Majid always relished the pace challenge and loved to score in the lion’s den. His record against Australian and the West Indian attacks on their home turfs was remarkable, to say the least. Arguably the best player of fast bowling ever to be produced by Pakistan along with the big burly Inzamam, Majid’s prowess was at its peak during the 1976-77 season. Not in terms of accumulating runs only but more so in the way he made them. Made all others batting around him look like labourers involved in forced fatigue.
A century before lunch on the first day of the Test at Karachi against a Kiwi pace attack featuring Richard Hadlee, Lance Cairns and Richard Collinge was just an indication of things to follow.
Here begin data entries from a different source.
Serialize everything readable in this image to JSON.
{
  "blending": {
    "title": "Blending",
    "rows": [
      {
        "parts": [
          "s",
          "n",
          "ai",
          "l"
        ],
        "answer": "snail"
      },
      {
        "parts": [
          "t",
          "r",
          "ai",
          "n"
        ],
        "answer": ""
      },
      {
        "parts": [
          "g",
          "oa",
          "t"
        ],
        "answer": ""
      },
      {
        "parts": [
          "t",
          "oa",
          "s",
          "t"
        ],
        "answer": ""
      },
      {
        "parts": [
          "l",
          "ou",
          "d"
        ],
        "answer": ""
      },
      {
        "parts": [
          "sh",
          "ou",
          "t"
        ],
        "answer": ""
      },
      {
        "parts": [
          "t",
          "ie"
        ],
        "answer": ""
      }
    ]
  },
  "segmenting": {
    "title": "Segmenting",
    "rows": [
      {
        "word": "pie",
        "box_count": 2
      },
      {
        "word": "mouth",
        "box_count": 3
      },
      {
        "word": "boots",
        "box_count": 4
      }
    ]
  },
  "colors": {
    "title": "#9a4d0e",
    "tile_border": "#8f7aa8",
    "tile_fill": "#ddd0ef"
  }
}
To date, only six batsmen including Australian maestros Don Bradman and Victor Trumper have achieved this unique distinction in Test matches.
In Australia Majid had another fruitful series culminating in his moral victory over Australian spearhead Dennis Lillee who had sworn to knock off Majid’s hat. Majid not only hooked Lillee for an effortless six in midst of a fiery opening burst as Pakistan were chasing a small matter of 32 runs to record their first win on the Australian soil, but he was also gracious enough to hand over his famous gardener’s hat to Lillee in the post-match presentation ceremony at Sydney.
The Australian conquest was followed by an even more adroit display on the Caribbean Islands where Majid recorded his highest test score of 167 while amassing 530 runs against Andy Roberts, Joel Garner, Colin Croft and their other sidekicks like Bernard Julian and Vanburn Holder.
Majid’s batting proficiency was not limited to handling fast and furious only. Many critics including Indian skipper Bishen Bedi regarded him as the best bad wicket player for the fiendish spinning tracks. His crafty handling of Underwood on rain-soaked tracks was a testimony to this honor and his masterly 89 on Karachi’s dusty turner against Australia’s Ray Bright was an epic carved out when 21 other players including skippers Greg Chappell and Javed Miandad were finding it difficult to survive.
Despite his laid back appearance, Majid was an exceptionally good slip fielder who scooped up 69 catches in his 63 Test matches, a majority of them at first slip, which remained a Pakistan record for a long while. He was a good hockey player and used to lead team physical drills as a PT instructor on international trips in the days before the advent of specialist coaching staff.
At Kingston Jamaica in 1977 Majid took over the wicket keeping gloves when Wasim Bari got injured while batting and picked up four catches with gloves on. When Bari came back later in the innings he picked up another three to make a then record total of seven catches by a wicketkeeper in an innings.
Majid was equally adept at the limited overs version of the game. When ODIs came into vogue, Majid fired Pakistan’s first ever One-day International century against England. His proficient partnership with Zaheer Abbas in the 1979 World Cup semifinal almost turned the table on eventual winners West Indies.
Majid’s family’s legacy in Pakistan cricket is the most impressive and star studded one. His father Jehangir Khan was an opening bowler for India in the 1930s and his son Bazid also played a Test match making their family the second, after the Headleys, to have three consecutive generations of Test cricketers.
His cousins Javed Burki and Imran Khan both captained Pakistan and his uncle Baqa Jillani was a first-class cricketer. Majid is also married to Javed Burki’s sister. In his later years Majid remained the Director Sports of Pakistan’s national television for many years and had brief stints as ICC match referee and the PCB’s CEO in the late nineties.
Imran however was the reason for abrupt termination of Majid’s international career when he conscientiously preferred Mansoor Akhtar over Majid to appear as a transparent and performance oriented leader.
Majid only played two Test matches under Imran before walking back to pavilion at his home ground for the last time. A rather unceremonious end to an otherwise glorious career. All good things come to an end.